State high school football playoffs will follow the footsteps of state basketball playoffs with a Football Seeding Process (FSP) starting this fall.
Members of the Football Seeding Committee are meeting at the Washington Interscholastic Activities Association (WIAA) office in Renton at 9 a.m. today, Sunday, to figure out who shall be seeded where in state brackets.
This will be done for all levels of the state from 2B through 4A with 16-team brackets.
A committee will meet Nov. 11 to determine the 1B eight-team bracket.
WIAA said committee members have been evaluating teams throughout the season, collecting data and input on how to seed teams.
The football committees, one for each of school size classification, will seed the qualified teams, taking into consideration regular season performance, the state said.

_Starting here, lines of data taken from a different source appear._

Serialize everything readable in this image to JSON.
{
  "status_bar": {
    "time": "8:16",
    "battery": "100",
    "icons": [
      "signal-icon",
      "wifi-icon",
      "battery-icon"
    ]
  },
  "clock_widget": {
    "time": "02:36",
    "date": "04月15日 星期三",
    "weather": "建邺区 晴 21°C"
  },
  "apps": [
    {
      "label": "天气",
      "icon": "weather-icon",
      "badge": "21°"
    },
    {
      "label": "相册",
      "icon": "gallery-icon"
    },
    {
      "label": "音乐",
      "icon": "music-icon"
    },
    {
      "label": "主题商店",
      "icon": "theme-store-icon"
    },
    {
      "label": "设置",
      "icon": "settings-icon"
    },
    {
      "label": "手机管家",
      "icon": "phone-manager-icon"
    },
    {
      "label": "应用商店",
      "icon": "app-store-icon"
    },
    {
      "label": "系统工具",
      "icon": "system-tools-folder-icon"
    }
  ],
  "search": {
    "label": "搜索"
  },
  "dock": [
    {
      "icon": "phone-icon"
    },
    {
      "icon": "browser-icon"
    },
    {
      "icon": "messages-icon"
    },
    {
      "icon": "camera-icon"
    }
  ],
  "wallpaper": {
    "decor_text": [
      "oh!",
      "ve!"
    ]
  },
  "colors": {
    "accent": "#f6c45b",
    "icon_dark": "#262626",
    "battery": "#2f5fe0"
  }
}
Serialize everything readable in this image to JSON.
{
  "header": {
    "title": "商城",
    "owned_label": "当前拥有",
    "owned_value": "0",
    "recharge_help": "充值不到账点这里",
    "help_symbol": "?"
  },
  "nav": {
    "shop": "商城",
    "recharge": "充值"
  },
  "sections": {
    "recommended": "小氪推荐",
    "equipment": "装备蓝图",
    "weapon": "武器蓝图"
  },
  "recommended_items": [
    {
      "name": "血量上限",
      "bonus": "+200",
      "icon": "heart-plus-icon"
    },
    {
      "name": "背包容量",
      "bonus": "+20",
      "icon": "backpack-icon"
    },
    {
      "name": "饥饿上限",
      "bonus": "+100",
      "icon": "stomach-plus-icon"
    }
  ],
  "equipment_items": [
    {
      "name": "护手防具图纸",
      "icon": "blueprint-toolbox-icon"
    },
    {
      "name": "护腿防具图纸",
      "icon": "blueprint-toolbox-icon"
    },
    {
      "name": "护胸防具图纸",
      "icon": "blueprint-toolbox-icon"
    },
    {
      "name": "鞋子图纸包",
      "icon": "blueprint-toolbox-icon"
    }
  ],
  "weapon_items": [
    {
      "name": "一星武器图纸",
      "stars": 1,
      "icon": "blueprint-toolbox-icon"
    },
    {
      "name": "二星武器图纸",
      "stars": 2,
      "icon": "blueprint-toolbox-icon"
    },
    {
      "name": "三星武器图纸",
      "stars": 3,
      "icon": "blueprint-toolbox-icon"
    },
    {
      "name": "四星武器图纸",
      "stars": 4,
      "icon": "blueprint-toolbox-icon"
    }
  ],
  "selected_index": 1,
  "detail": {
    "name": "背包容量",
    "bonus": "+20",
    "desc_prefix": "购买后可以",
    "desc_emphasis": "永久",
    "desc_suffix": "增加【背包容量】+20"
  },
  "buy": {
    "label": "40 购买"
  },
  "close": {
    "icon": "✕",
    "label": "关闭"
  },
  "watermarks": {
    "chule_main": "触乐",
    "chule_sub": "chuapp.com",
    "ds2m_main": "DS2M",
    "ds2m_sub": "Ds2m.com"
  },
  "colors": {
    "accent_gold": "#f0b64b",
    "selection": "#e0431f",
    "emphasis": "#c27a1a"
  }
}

The committees will attempt to avoid league opponents in the first round when possible, and travel implications.
Each football bracket committee member will provide comments on each of the qualified teams in his/her assigned classification before that committee reaches consensus on the finalized bracket, WIAA said.
The state plans to post the bracket later Sunday.
“Since this is the first time for this process, it is difficult to determine the amount of time it will take,” said the WIAA email “The brackets will be posted on the Tournament Central page on the WIAA website and announced via WIAA social media channels as early as possible on Sunday.”
School athletic directors and head football coaches of qualified teams will be notified Sunday, too.
From there the home WIAA district of each team on the bottom of each game in a bracket will be the host in the first round.
Once the brackets are posted, WIAA district directors will work with the participating schools to determine the site, day and time for each game.
WIAA anticipates all details will be finalized by noon on Monday.
Game times, dates and sites will be updated on the WIAA website as provided to the WIAA staff for posting.
The seeding committees recommended, and the WIAA Executive Board approved, that a mandatory video exchange program would be implemented.
You may have noticed those tall booms with a video camera on top at games this season. Those are the game films that are considered for exchanges.
The most popular exchange is HUDL. The state was going to find a way for non-HUDL users to get access to video.
“Knowing that some member schools use different game film platforms than others, the association is working to compile a list of resources for sharing cross-platform for the most commonly used softwares,” WIAA said.
Finally, WIAA decided a Spalding brand of football will be used during all postseason games.
Al Camp is the sports editor at The Chronicle. Email him at firstname.lastname@example.org.